from Film Forum, 05/01/03
There's a movie opening soon called Dumb and Dumberer, but it is unlikely that the film will match the brazen foolishness on display in The Real Cancun, which opened this week. There's a big difference, however: the characters in Dumberer are fictional, and they're supposed to be stupid, whereas Cancun glorifies its shallow sensualists and romanticizes reckless behavior in its carefully calculated "reality."
Someone should confront MTV's movie division on its false advertising. This movie, a spinoff of a popular reality-television show called The Real World, is not presenting the "real" anything.
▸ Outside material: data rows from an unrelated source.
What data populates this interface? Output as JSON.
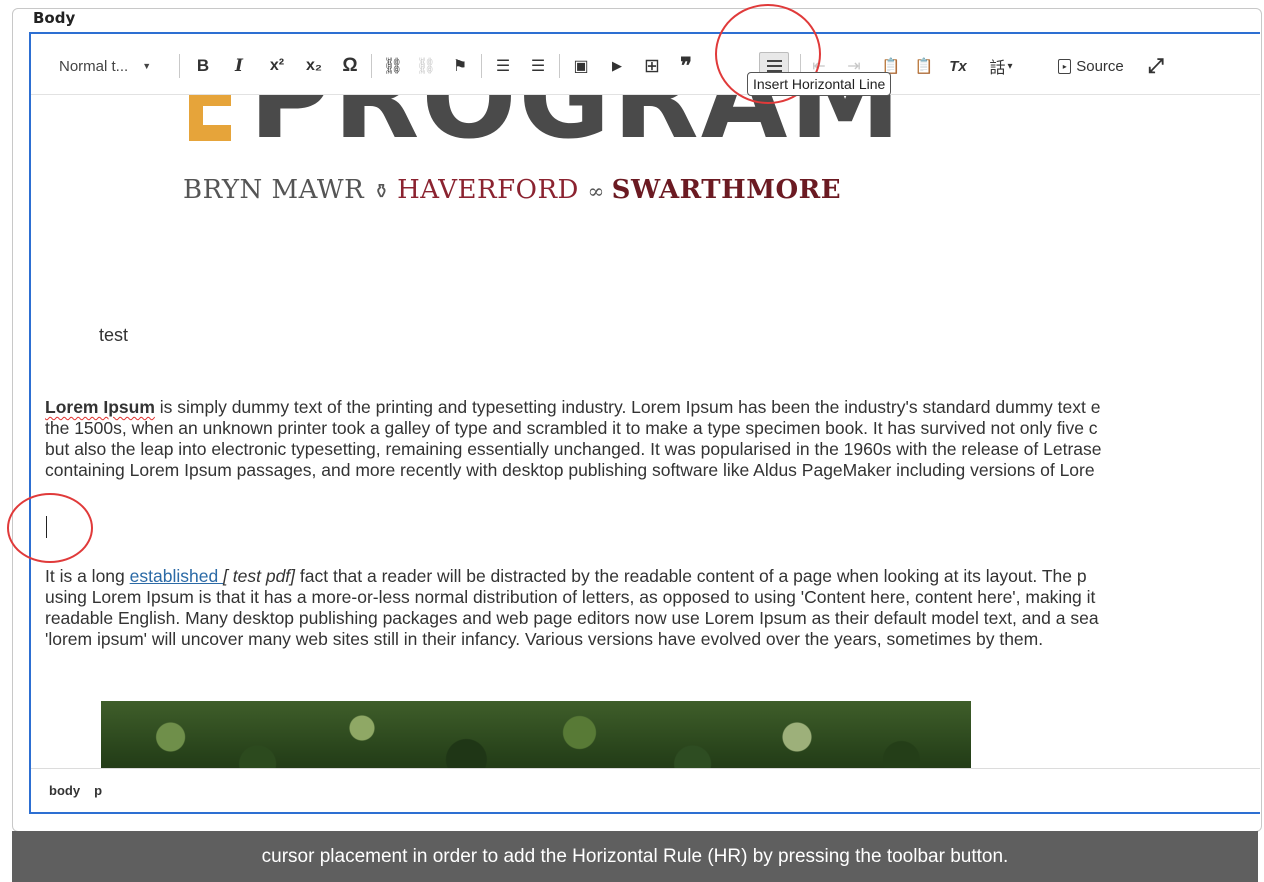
{
  "field": {
    "label": "Body"
  },
  "toolbar": {
    "format_select": "Normal t...",
    "bold": "B",
    "italic": "I",
    "superscript": "x²",
    "subscript": "x₂",
    "special_char": "Ω",
    "link": "⛓",
    "unlink": "⛓",
    "anchor": "⚑",
    "bulleted_list": "☰",
    "numbered_list": "☰",
    "image": "▣",
    "media": "▶",
    "table": "⊞",
    "blockquote": "❞",
    "outdent": "⇤",
    "indent": "⇥",
    "paste_text": "📋",
    "paste_word": "📋",
    "remove_format": "Tx",
    "language": "話",
    "source_label": "Source",
    "maximize": "⤢"
  },
  "tooltip": "Insert Horizontal Line",
  "content": {
    "logo_main": "PROGRAM",
    "logo_sub_bm": "BRYN MAWR",
    "logo_sub_hv": "HAVERFORD",
    "logo_sub_sw": "SWARTHMORE",
    "test": "test",
    "p1": {
      "bold": "Lorem Ipsum",
      "line1": " is simply dummy text of the printing and typesetting industry. Lorem Ipsum has been the industry's standard dummy text e",
      "line2": "the 1500s, when an unknown printer took a galley of type and scrambled it to make a type specimen book. It has survived not only five c",
      "line3": "but also the leap into electronic typesetting, remaining essentially unchanged. It was popularised in the 1960s with the release of Letrase",
      "line4": "containing Lorem Ipsum passages, and more recently with desktop publishing software like Aldus PageMaker including versions of Lore"
    },
    "p2": {
      "line1_start": " It is a long ",
      "link": "established ",
      "link_note": "[ test pdf]",
      "line1_end": " fact that a reader will be distracted by the readable content of a page when looking at its layout. The p",
      "line2": "using Lorem Ipsum is that it has a more-or-less normal distribution of letters, as opposed to using 'Content here, content here', making it",
      "line3": "readable English. Many desktop publishing packages and web page editors now use Lorem Ipsum as their default model text, and a sea",
      "line4": "'lorem ipsum' will uncover many web sites still in their infancy. Various versions have evolved over the years, sometimes by them."
    }
  },
  "path_bar": {
    "body": "body",
    "p": "p"
  },
  "caption": "cursor placement in order to add the Horizontal Rule (HR) by pressing the toolbar button."
}
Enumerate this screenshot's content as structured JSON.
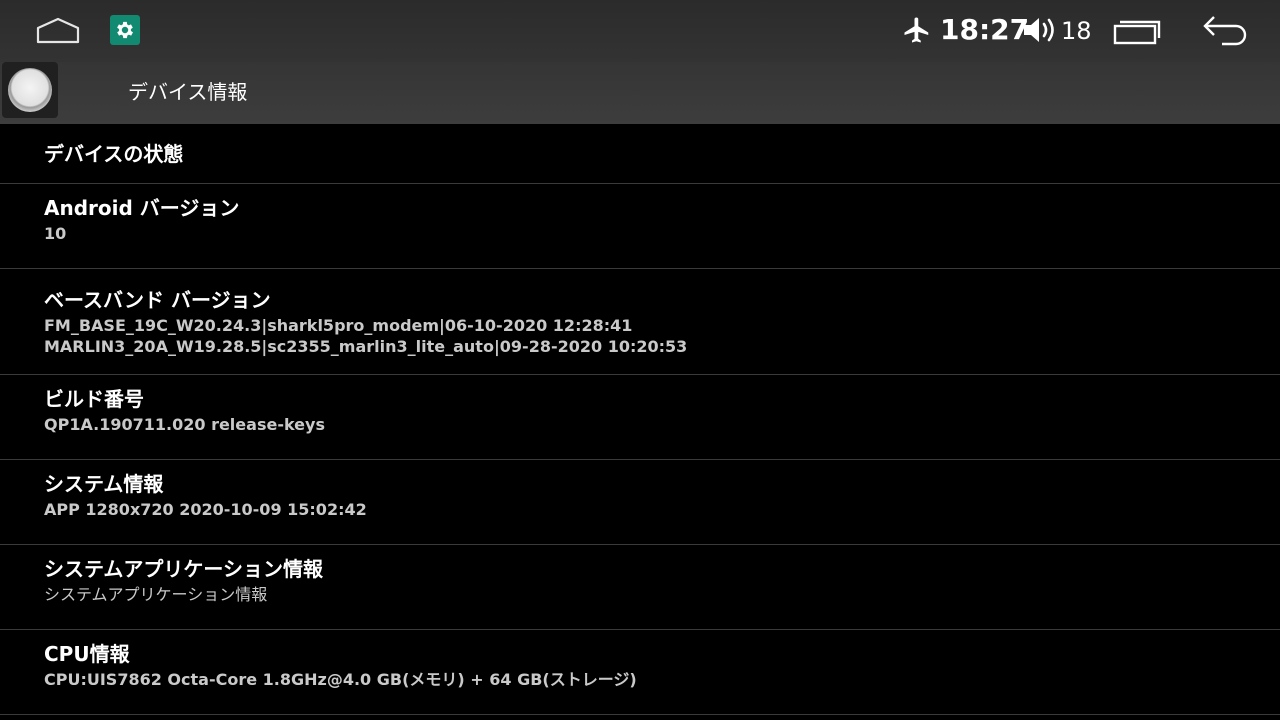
{
  "status_bar": {
    "time": "18:27",
    "volume_level": "18",
    "icons": {
      "home": "home-icon",
      "settings_app": "gear-icon",
      "airplane": "airplane-mode-icon",
      "volume": "speaker-icon",
      "recents": "recent-apps-icon",
      "back": "back-arrow-icon"
    }
  },
  "title_bar": {
    "title": "デバイス情報",
    "menu_icon": "round-menu-button-icon"
  },
  "list": {
    "section_header": "デバイスの状態",
    "items": [
      {
        "title": "Android バージョン",
        "lines": [
          "10"
        ]
      },
      {
        "title": "ベースバンド バージョン",
        "lines": [
          "FM_BASE_19C_W20.24.3|sharkl5pro_modem|06-10-2020 12:28:41",
          "MARLIN3_20A_W19.28.5|sc2355_marlin3_lite_auto|09-28-2020 10:20:53"
        ]
      },
      {
        "title": "ビルド番号",
        "lines": [
          "QP1A.190711.020 release-keys"
        ]
      },
      {
        "title": "システム情報",
        "lines": [
          "APP 1280x720 2020-10-09 15:02:42"
        ]
      },
      {
        "title": "システムアプリケーション情報",
        "lines": [
          "システムアプリケーション情報"
        ]
      },
      {
        "title": "CPU情報",
        "lines": [
          "CPU:UIS7862 Octa-Core 1.8GHz@4.0 GB(メモリ) + 64 GB(ストレージ)"
        ]
      }
    ]
  },
  "colors": {
    "background": "#000000",
    "bar": "#333333",
    "settings_icon_bg": "#128a71",
    "subtext": "#c9c9c9",
    "divider": "#3a3a3a"
  }
}
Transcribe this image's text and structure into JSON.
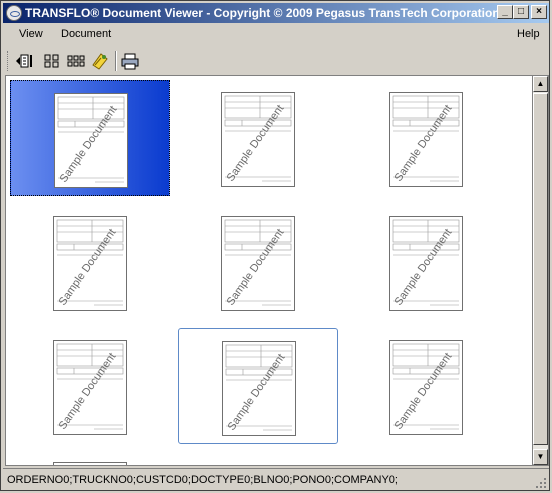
{
  "window": {
    "title": "TRANSFLO® Document Viewer - Copyright © 2009 Pegasus TransTech Corporation...",
    "controls": {
      "minimize": "_",
      "maximize": "□",
      "close": "×"
    }
  },
  "menubar": {
    "items": [
      {
        "label": "View"
      },
      {
        "label": "Document"
      },
      {
        "label": "Help"
      }
    ]
  },
  "toolbar": {
    "buttons": [
      {
        "icon": "single-page-view-icon"
      },
      {
        "icon": "grid-2x2-icon"
      },
      {
        "icon": "grid-3x3-icon"
      },
      {
        "icon": "annotate-icon"
      },
      {
        "icon": "print-icon"
      }
    ]
  },
  "thumbnails": {
    "watermark": "Sample Document",
    "items": [
      {
        "state": "selected"
      },
      {
        "state": "normal"
      },
      {
        "state": "normal"
      },
      {
        "state": "normal"
      },
      {
        "state": "normal"
      },
      {
        "state": "normal"
      },
      {
        "state": "normal"
      },
      {
        "state": "hover"
      },
      {
        "state": "normal"
      }
    ]
  },
  "statusbar": {
    "text": "ORDERNO0;TRUCKNO0;CUSTCD0;DOCTYPE0;BLNO0;PONO0;COMPANY0;"
  },
  "colors": {
    "titlebar_start": "#0a246a",
    "titlebar_end": "#a6caf0",
    "selection_start": "#6c8ff0",
    "selection_end": "#0a3bcf",
    "hover_border": "#5e8ac8"
  }
}
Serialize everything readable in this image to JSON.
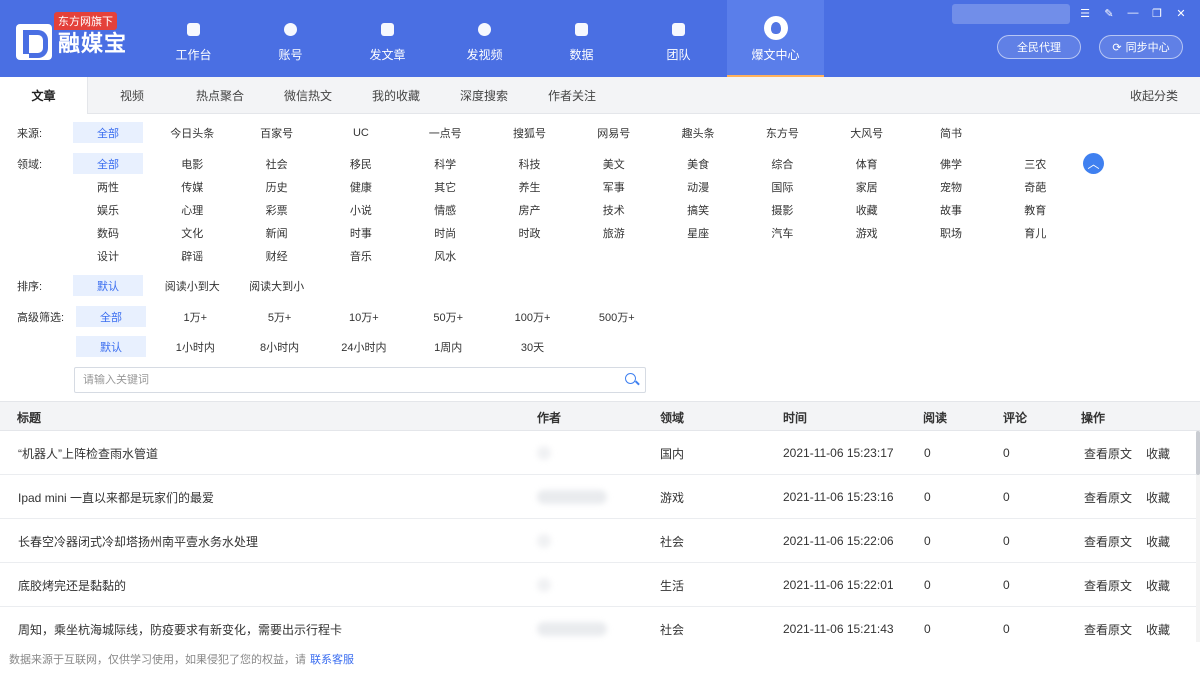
{
  "app": {
    "badge": "东方网旗下",
    "name": "融媒宝"
  },
  "nav": [
    {
      "label": "工作台",
      "icon": "monitor-icon"
    },
    {
      "label": "账号",
      "icon": "user-icon"
    },
    {
      "label": "发文章",
      "icon": "feather-icon"
    },
    {
      "label": "发视频",
      "icon": "play-icon"
    },
    {
      "label": "数据",
      "icon": "chart-icon"
    },
    {
      "label": "团队",
      "icon": "team-icon"
    },
    {
      "label": "爆文中心",
      "icon": "flame-icon",
      "active": true
    }
  ],
  "header": {
    "agent_button": "全民代理",
    "sync_button": "同步中心"
  },
  "window_controls": [
    "menu-icon",
    "edit-icon",
    "minimize-icon",
    "restore-icon",
    "close-icon"
  ],
  "tabs": [
    "文章",
    "视频",
    "热点聚合",
    "微信热文",
    "我的收藏",
    "深度搜索",
    "作者关注"
  ],
  "tab_collapse": "收起分类",
  "filters": {
    "source_label": "来源:",
    "sources": [
      "全部",
      "今日头条",
      "百家号",
      "UC",
      "一点号",
      "搜狐号",
      "网易号",
      "趣头条",
      "东方号",
      "大风号",
      "简书"
    ],
    "domain_label": "领域:",
    "domains": [
      [
        "全部",
        "电影",
        "社会",
        "移民",
        "科学",
        "科技",
        "美文",
        "美食",
        "综合",
        "体育",
        "佛学",
        "三农"
      ],
      [
        "两性",
        "传媒",
        "历史",
        "健康",
        "其它",
        "养生",
        "军事",
        "动漫",
        "国际",
        "家居",
        "宠物",
        "奇葩"
      ],
      [
        "娱乐",
        "心理",
        "彩票",
        "小说",
        "情感",
        "房产",
        "技术",
        "搞笑",
        "摄影",
        "收藏",
        "故事",
        "教育"
      ],
      [
        "数码",
        "文化",
        "新闻",
        "时事",
        "时尚",
        "时政",
        "旅游",
        "星座",
        "汽车",
        "游戏",
        "职场",
        "育儿"
      ],
      [
        "设计",
        "辟谣",
        "财经",
        "音乐",
        "风水"
      ]
    ],
    "sort_label": "排序:",
    "sorts": [
      "默认",
      "阅读小到大",
      "阅读大到小"
    ],
    "advanced_label": "高级筛选:",
    "reads": [
      "全部",
      "1万+",
      "5万+",
      "10万+",
      "50万+",
      "100万+",
      "500万+"
    ],
    "times": [
      "默认",
      "1小时内",
      "8小时内",
      "24小时内",
      "1周内",
      "30天"
    ]
  },
  "search": {
    "placeholder": "请输入关键词"
  },
  "table": {
    "headers": {
      "title": "标题",
      "author": "作者",
      "domain": "领域",
      "time": "时间",
      "reads": "阅读",
      "comments": "评论",
      "actions": "操作"
    },
    "view_label": "查看原文",
    "fav_label": "收藏",
    "rows": [
      {
        "title": "“机器人”上阵检查雨水管道",
        "domain": "国内",
        "time": "2021-11-06 15:23:17",
        "reads": "0",
        "comments": "0",
        "author_width": "short"
      },
      {
        "title": "Ipad mini 一直以来都是玩家们的最爱",
        "domain": "游戏",
        "time": "2021-11-06 15:23:16",
        "reads": "0",
        "comments": "0",
        "author_width": "long"
      },
      {
        "title": "长春空冷器闭式冷却塔扬州南平壹水务水处理",
        "domain": "社会",
        "time": "2021-11-06 15:22:06",
        "reads": "0",
        "comments": "0",
        "author_width": "short"
      },
      {
        "title": "底胶烤完还是黏黏的",
        "domain": "生活",
        "time": "2021-11-06 15:22:01",
        "reads": "0",
        "comments": "0",
        "author_width": "short"
      },
      {
        "title": "周知，乘坐杭海城际线，防疫要求有新变化，需要出示行程卡",
        "domain": "社会",
        "time": "2021-11-06 15:21:43",
        "reads": "0",
        "comments": "0",
        "author_width": "long"
      }
    ]
  },
  "footer": {
    "text": "数据来源于互联网，仅供学习使用，如果侵犯了您的权益，请",
    "link": "联系客服"
  }
}
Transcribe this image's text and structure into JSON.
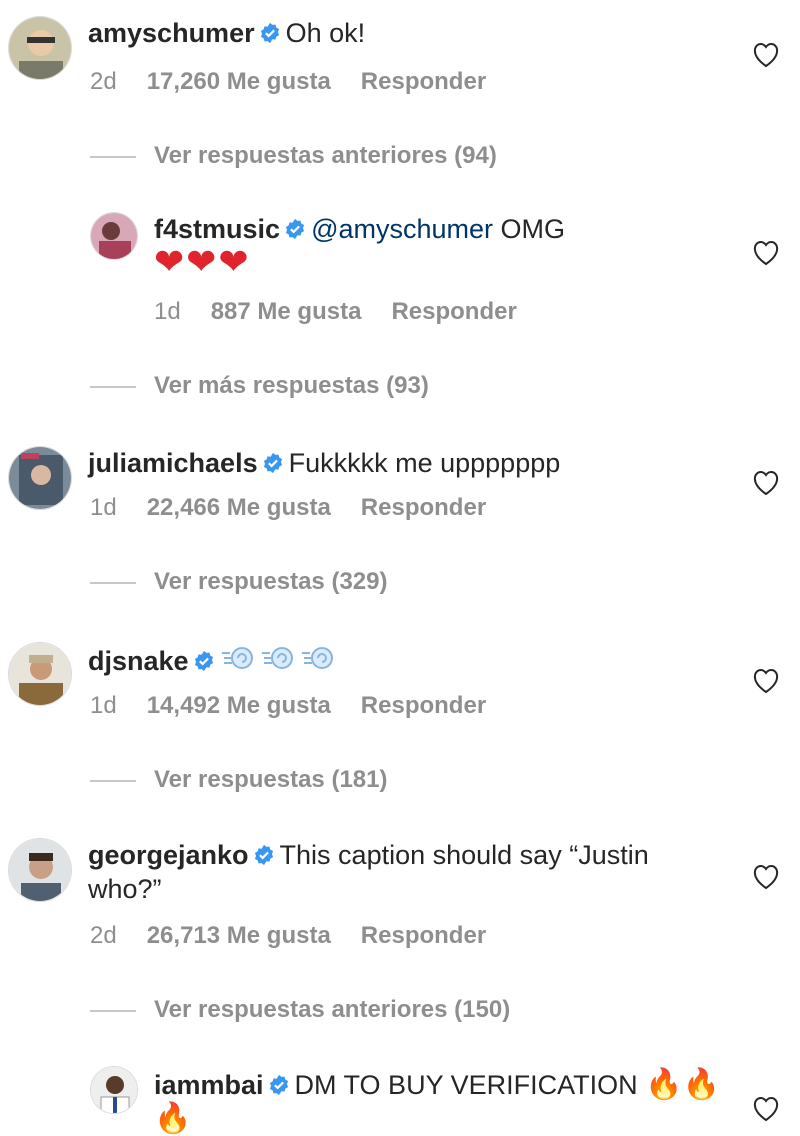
{
  "comments": [
    {
      "username": "amyschumer",
      "text": "Oh ok!",
      "age": "2d",
      "likes": "17,260 Me gusta",
      "reply": "Responder",
      "view_replies": "Ver respuestas anteriores (94)"
    },
    {
      "username": "f4stmusic",
      "mention": "@amyschumer",
      "text": "OMG",
      "emoji": "❤❤❤",
      "age": "1d",
      "likes": "887 Me gusta",
      "reply": "Responder",
      "view_replies": "Ver más respuestas (93)"
    },
    {
      "username": "juliamichaels",
      "text": "Fukkkkk me uppppppp",
      "age": "1d",
      "likes": "22,466 Me gusta",
      "reply": "Responder",
      "view_replies": "Ver respuestas (329)"
    },
    {
      "username": "djsnake",
      "age": "1d",
      "likes": "14,492 Me gusta",
      "reply": "Responder",
      "view_replies": "Ver respuestas (181)"
    },
    {
      "username": "georgejanko",
      "text": "This caption should say “Justin who?”",
      "age": "2d",
      "likes": "26,713 Me gusta",
      "reply": "Responder",
      "view_replies": "Ver respuestas anteriores (150)"
    },
    {
      "username": "iammbai",
      "text": "DM TO BUY VERIFICATION",
      "emoji": "🔥🔥🔥"
    }
  ],
  "colors": {
    "verified": "#3897f0",
    "muted": "#8e8e8e",
    "text": "#262626",
    "mention": "#003569"
  }
}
For one thing, these young and glamorous hedonists have been thrown together in a context calculated to sensationalize their beach-ready bodies and their eagerness to shed their clothes and moral convictions. Further, the film focuses only on the "fun" of now and not the larger perspective of how actions have consequences.
Is there anything good to say about such a venture? Perhaps. It appears to be failing at the box office. One critic, said in a news brief at imdb.com, "It's not nice to savor other peoples' failures, but the idea of movie theaters being invaded by R-rated versions of reality TV shows is a SARS scare in its own right."
Steven Isaac (Focus on the Family) says, "It comes across like a way-too-long TV episode [of The Real World] doused with lots of extra sex, nudity, alcohol and obscenity. Onscreen, spring break is fun, fun, fun, and daddy never takes the T-bird away. Consider The Real Cancun the equivalent of a serious case of alcohol poisoning."
Some mainstream critics actually approved of the film, but most had fun taking potshots at an easy target. You can review their reviews here.from Film Forum, 05/08/03
The so-called reality movie The Real Cancun may have found new lows in critical derision. David DiCerto (Catholic News Service) says, "Every once in a while a movie is so utterly inane that to dignify it with a review seems to compound its absurdity by somehow deeming it worthy of analysis. Such is The Real Cancun—a film which gives credence to 20th-century Irish playwright St. John Ervine's assessment that most American movies are created 'by the half-educated for the half-witted.'"